His 160-pound pieces in the show are just one component of a bigger cast iron series called “Northome” that pay homage to a 1912 Frank Lloyd Wright house on Lake Minnetonka that a later owner deconstructed. Although Wright considered Northome one of his finest accomplishments, the owner sold pieces of the structure in the ’70s to the Minneapolis Institute of Arts, 2400 3rd Ave. S. and New York’s Metropolitan Museum of Art, among others.

In the sculpture, a set of five trunk-like columns that seem to be the base of taller pillar-like structures come together. The less-than-waist-high bases are cracked irregularly. They show a pattern of various triangles embedded within each trunk. On the surface of the sturdy made-for-outside piece there’s a dark and sandy industrial finish.

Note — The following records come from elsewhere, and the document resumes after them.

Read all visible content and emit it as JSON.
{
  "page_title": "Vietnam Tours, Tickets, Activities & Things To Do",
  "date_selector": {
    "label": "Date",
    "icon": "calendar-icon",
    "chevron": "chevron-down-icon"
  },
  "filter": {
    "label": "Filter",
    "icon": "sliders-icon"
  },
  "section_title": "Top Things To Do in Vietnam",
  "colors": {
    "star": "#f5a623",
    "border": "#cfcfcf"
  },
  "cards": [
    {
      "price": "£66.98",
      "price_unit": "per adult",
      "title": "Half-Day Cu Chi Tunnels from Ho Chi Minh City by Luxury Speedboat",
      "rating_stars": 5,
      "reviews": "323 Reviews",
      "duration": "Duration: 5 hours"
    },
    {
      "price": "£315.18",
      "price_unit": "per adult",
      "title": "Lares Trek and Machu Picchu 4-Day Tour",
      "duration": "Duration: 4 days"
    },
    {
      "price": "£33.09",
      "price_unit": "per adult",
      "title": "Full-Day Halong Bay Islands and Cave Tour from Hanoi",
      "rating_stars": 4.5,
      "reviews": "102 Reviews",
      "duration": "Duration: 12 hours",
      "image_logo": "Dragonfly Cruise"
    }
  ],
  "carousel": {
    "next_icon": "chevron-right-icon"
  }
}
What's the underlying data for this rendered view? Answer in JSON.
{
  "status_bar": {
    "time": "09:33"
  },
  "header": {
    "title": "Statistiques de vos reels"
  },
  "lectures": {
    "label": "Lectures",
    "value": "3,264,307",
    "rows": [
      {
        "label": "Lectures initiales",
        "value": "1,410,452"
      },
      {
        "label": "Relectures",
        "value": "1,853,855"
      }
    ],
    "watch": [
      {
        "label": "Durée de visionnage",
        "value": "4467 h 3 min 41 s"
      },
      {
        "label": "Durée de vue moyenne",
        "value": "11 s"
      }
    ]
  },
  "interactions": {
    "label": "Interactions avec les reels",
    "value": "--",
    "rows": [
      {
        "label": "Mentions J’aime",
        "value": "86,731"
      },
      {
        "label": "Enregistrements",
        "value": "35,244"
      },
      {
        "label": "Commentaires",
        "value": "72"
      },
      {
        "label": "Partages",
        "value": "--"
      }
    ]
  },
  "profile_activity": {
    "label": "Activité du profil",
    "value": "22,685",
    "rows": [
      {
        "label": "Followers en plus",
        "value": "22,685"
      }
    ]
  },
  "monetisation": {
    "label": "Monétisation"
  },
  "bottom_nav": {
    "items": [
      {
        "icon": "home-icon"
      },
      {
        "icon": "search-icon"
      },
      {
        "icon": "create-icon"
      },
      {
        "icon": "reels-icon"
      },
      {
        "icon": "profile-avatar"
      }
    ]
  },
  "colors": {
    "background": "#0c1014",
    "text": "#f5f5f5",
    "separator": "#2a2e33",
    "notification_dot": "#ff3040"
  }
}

Although the pieces look similar, there are subtle differences. It’s titled, “The Hand of Wright.”

Larson, who feels an affinity for tradesmen in his work, knew Wright personally and originated a Prairie School style revival. Architectural forms often emerge in his work.

Bockley’s style

Bockley attributed his love of art to his mother, a collector. He said that she passed on her passion to him and all three of his brothers. After an internship at a Boston gallery, “I knew I wanted to grow a gallery of my own,” he said.

When he first opened, he was mainly interested in painting and “Outsider art” or nonmainstream art that lacks a particular school’s hallmark and is often self-taught. “Outsider art gets in that zone. [Outsider artists] are gifted image-makers. Images are powerful,” he said.

Bockley gravitates to artwork intuitively, rather than based on rigid requirements. A selective dealer, he’s only represented a dozen artists in his career.

Bockley is attracted to art that lacks irony. What he means by that is, “It isn’t that I dislike all work that uses irony, but I’m tired of it. I’m sort of over the hipster stuff. I’m attracted to work that’s more sincere, of substance, and work that’s expressed directly and clearly. Too much irony becomes irrelevant.”

His taste runs toward a straightforward, Midwest aesthetic. “The work is very honest,” he said. “A lot of hard work went into the making of each of these pieces as well.”

For more information about the gallery, visit www.bockleygallery.com or call 377-4669.